**WORK TO COMPLETE:** For this exercise, copy each line of the records that contains the word "value".

Items from an interface collection
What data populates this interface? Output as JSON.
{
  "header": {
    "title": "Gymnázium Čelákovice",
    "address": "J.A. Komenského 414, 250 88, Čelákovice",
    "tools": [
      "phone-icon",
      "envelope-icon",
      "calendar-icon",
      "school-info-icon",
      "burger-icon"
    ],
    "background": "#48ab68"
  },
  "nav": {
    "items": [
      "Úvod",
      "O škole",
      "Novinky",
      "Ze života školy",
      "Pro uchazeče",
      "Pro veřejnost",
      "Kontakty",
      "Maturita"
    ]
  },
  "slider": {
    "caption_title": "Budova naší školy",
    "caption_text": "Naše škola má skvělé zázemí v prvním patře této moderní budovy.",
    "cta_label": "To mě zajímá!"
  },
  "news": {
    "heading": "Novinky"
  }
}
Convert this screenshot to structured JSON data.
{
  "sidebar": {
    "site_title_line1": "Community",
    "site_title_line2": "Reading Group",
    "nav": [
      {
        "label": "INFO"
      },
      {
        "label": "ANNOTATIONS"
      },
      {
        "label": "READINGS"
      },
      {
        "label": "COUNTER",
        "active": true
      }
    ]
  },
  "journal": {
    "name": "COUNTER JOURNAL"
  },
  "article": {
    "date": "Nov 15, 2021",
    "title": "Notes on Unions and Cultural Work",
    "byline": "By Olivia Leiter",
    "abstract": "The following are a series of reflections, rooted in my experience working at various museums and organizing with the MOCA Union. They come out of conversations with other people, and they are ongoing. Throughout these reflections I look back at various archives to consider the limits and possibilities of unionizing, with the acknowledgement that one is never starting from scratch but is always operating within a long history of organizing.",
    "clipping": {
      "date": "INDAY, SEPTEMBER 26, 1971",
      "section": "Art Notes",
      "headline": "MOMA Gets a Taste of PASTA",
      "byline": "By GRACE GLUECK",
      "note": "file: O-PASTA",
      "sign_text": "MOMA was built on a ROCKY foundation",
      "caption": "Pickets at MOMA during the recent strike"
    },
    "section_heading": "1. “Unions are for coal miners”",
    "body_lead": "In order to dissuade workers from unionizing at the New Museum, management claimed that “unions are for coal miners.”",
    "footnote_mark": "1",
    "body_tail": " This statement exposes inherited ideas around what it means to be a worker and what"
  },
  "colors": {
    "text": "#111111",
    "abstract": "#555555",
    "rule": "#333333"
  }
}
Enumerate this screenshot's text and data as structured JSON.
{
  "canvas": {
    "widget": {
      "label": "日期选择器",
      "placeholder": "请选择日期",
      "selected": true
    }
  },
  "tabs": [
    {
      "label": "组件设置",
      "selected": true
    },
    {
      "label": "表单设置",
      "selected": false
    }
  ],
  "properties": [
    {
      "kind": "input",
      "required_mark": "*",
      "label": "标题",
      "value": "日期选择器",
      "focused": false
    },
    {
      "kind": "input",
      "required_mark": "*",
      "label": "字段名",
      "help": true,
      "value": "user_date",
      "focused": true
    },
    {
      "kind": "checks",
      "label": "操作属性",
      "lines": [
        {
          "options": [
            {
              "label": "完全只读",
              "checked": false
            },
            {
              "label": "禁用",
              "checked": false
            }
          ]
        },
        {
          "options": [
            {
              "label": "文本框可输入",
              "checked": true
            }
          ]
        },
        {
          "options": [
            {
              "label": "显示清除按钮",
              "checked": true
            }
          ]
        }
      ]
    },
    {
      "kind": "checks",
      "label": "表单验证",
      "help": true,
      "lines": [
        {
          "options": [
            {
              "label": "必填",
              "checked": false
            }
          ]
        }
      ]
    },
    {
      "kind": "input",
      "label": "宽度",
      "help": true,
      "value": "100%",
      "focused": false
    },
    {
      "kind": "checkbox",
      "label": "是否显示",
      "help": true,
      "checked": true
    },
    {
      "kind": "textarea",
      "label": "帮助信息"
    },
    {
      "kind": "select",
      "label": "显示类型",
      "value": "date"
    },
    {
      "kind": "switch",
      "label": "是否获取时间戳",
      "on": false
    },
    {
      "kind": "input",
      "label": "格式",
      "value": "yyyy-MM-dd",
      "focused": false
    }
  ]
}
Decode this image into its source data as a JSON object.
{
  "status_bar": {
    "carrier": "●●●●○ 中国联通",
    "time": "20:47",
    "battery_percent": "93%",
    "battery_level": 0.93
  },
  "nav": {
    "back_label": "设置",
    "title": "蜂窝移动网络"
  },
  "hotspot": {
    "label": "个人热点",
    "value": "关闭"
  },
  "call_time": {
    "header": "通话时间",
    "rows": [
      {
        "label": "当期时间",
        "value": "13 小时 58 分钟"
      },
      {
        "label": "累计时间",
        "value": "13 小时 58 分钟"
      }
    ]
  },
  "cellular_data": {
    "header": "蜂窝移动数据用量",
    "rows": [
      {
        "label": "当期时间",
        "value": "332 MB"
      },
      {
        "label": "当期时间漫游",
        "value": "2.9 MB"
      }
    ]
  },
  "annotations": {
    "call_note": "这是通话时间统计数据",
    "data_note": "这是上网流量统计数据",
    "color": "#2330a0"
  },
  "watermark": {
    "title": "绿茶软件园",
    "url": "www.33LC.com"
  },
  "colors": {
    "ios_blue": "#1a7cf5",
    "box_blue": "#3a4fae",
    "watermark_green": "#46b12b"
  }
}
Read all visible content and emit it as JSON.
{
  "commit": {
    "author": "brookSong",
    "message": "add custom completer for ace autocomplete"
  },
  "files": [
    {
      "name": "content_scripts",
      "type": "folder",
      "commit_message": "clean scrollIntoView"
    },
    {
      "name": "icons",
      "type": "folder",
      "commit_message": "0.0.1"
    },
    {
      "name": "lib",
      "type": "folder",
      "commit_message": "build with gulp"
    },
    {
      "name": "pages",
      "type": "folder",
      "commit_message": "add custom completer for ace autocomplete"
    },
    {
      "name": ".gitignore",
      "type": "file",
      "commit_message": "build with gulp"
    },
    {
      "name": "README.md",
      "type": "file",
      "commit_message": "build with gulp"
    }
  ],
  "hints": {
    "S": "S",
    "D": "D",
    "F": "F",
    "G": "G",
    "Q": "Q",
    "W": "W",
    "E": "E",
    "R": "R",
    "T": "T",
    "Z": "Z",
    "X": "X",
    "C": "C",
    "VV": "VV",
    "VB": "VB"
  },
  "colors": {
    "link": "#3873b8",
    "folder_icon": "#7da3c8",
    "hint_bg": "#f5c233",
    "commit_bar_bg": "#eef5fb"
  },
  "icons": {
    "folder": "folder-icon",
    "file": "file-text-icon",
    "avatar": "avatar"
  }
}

**YOUR SOLUTION:**
      "value": "日期选择器",
      "value": "user_date",
      "value": "100%",
      "value": "date"
      "value": "yyyy-MM-dd",
    "value": "关闭"
        "value": "13 小时 58 分钟"
        "value": "13 小时 58 分钟"
        "value": "332 MB"
        "value": "2.9 MB"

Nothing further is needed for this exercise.